"In my home there are few publications that we actually get hard copies of, but [Arms Control Today] is one and it's the only one my husband and I fight over who gets to read it first."

– Suzanne DiMaggio
Senior Fellow, Carnegie Endowment for International Peace
April 15, 2019
REQUESTED FISCAL YEAR 2005: Bush Administration Seeks Small Increase for State Department Nonproliferation, Disarmament Budget

Miles A. Pomper

The Department of State would see little increase in spending on efforts to combat weapons of mass
destruction (WMD) if Congress endorses President George W. Bush’s request for the fiscal year 2005 budget. Funds for humanitarian demining programs and the destruction of small arms and light weapons, however, would increase significantly.

Under Bush’s request, funds utilized by the State Department for anti-WMD programs would climb by 4.4 percent to $435 million, an increase of $18 million from the $417 million appropriated by Congress in fiscal year 2004.

One key subset—nonproliferation programs—would increase at about the same rate, rising from current spending of $187 million to $195 million in fiscal year 2005. The administration’s budget request proposes about $35 million—a $5 million increase from fiscal year 2004—for the Nonproliferation and Disarmament Fund (NDF). NDF is a slush fund of sorts, used to respond to critical short-term needs, such as removing, transporting, and protecting more than 100 pounds of highly enriched uranium from the Vinca Institute in Serbia (See ACT, September 2002) and the destruction and demilitarization of Bulgaria’s SS-23 and SCUD missiles.

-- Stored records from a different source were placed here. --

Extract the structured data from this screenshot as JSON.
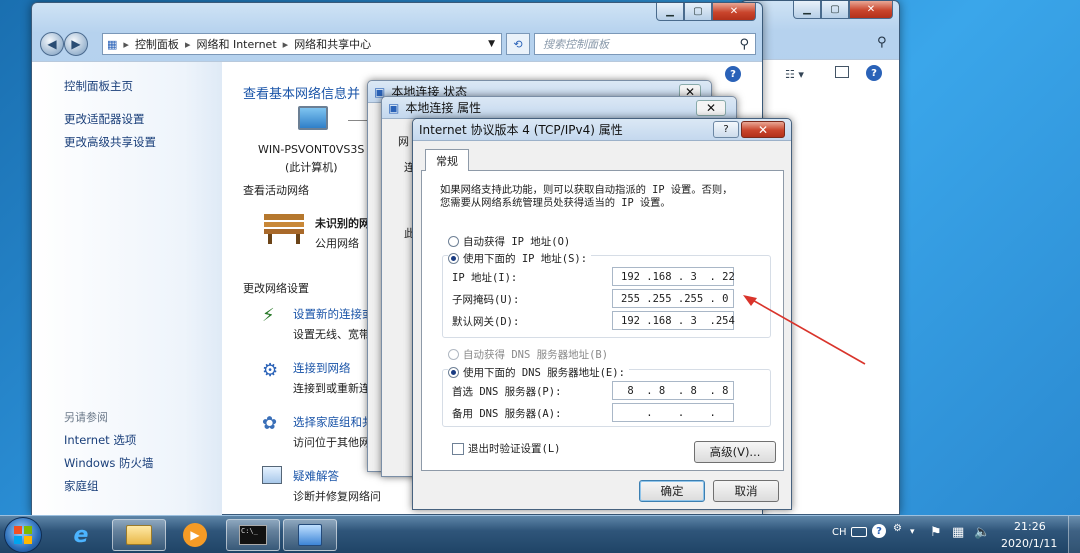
{
  "explorer": {
    "breadcrumb": [
      "控制面板",
      "网络和 Internet",
      "网络和共享中心"
    ],
    "search_placeholder": "搜索控制面板",
    "sidebar_top": [
      "控制面板主页",
      "更改适配器设置",
      "更改高级共享设置"
    ],
    "see_also_title": "另请参阅",
    "see_also": [
      "Internet 选项",
      "Windows 防火墙",
      "家庭组"
    ],
    "main_title": "查看基本网络信息并",
    "computer_name": "WIN-PSVONT0VS3S",
    "computer_sub": "(此计算机)",
    "active_networks": "查看活动网络",
    "network_name": "未识别的网",
    "network_type": "公用网络",
    "change_settings": "更改网络设置",
    "tasks": [
      {
        "title": "设置新的连接或",
        "desc": "设置无线、宽带"
      },
      {
        "title": "连接到网络",
        "desc": "连接到或重新连"
      },
      {
        "title": "选择家庭组和共",
        "desc": "访问位于其他网"
      },
      {
        "title": "疑难解答",
        "desc": "诊断并修复网络问"
      }
    ]
  },
  "status_dialog": {
    "title": "本地连接 状态"
  },
  "props_dialog": {
    "title": "本地连接 属性",
    "tab_fragment": "网",
    "frag1": "连",
    "frag2": "此"
  },
  "ipv4": {
    "title": "Internet 协议版本 4 (TCP/IPv4) 属性",
    "help": "?",
    "tab": "常规",
    "desc1": "如果网络支持此功能，则可以获取自动指派的 IP 设置。否则，",
    "desc2": "您需要从网络系统管理员处获得适当的 IP 设置。",
    "auto_ip": "自动获得 IP 地址(O)",
    "use_ip": "使用下面的 IP 地址(S):",
    "ip_label": "IP 地址(I):",
    "ip_value": "192 .168 . 3  . 22",
    "mask_label": "子网掩码(U):",
    "mask_value": "255 .255 .255 . 0",
    "gw_label": "默认网关(D):",
    "gw_value": "192 .168 . 3  .254",
    "auto_dns": "自动获得 DNS 服务器地址(B)",
    "use_dns": "使用下面的 DNS 服务器地址(E):",
    "dns1_label": "首选 DNS 服务器(P):",
    "dns1_value": " 8  . 8  . 8  . 8",
    "dns2_label": "备用 DNS 服务器(A):",
    "dns2_value": "    .    .    .",
    "validate": "退出时验证设置(L)",
    "advanced": "高级(V)...",
    "ok": "确定",
    "cancel": "取消"
  },
  "taskbar": {
    "lang": "CH",
    "time": "21:26",
    "date": "2020/1/11"
  },
  "colors": {
    "annotation_arrow": "#d9342b",
    "link": "#1a54a8"
  }
}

If Bush’s request is endorsed by Congress, spending on programs to improve other nations’ export controls and border security efforts would also rise slightly, from $36 million to $38 million. Spending to prevent weapon scientists from countries such as Russia and Iraq from sharing their expertise with terrorists or other nations would remain constant.

Contributions to two key international arms control efforts would remain fairly constant under Bush’s requests. Bush is proposing $53 million to the International Atomic Energy Agency (IAEA), the United Nations’s nuclear watchdog. Bush recently proposed altering the rules governing membership in the IAEA’s Board of Governors.

Bush also continued to request funds for the U.S. contribution to the International Monitoring System, to help enforce the Comprehensive Test Ban Treaty, a pact Bush opposes. U.S. officials say the system provides important seismic, hydroacoustic, infrasound, and radionuclide information to determine whether foreign nations are testing nuclear weapons. For the fourth year under Bush, the request excludes monies for future on-sight inspections under the treaty.

Bush’s budget calls for tripling funds—from $3 million to $9 million—dedicated to destroying light arms and small weapons. The United States is most interested in destroying shoulder-fire missiles, known in military parlance as man-portable air defense systems (MANPADS). U.S. officials have come to fear MANPADS as a terrorist threat, particularly after an attack on a civilian airliner in Mombasa, Kenya, in November 2002. (See ACT, January/February 2004.)

Bush is also urging Congress to provide $70 million for programs to clear up landmines and other unexploded ordinance from former battlefields. Of that amount, $60 million would be used by the State Department, and $10 million would go to an international demining organization that operates in the Balkans and the Caucasus.

State Department Funding

Nonproliferation Programs
Fiscal Year 2004 Estimate
Fiscal Year 2005 Request
Nonproliferation and Disarmament Fund
Export and Control and Related Border Security Assistance
Nonproliferation of WMD Expertise*
IAEA Voluntary Contribution
CTBT International Monitoring System

Regional Stability & Humanitarian Assistance
Fiscal Year 2004 Estimate
Fiscal Year 2005 Request
Humanitarian Demining Program
International Trust Fund
Small Arms/Light Weapons Destruction
Subtotal-Regional Stability & Humanitarian Assistance

NOTE: Figures in thousands
*Formally called Science Centers/Bio Redirection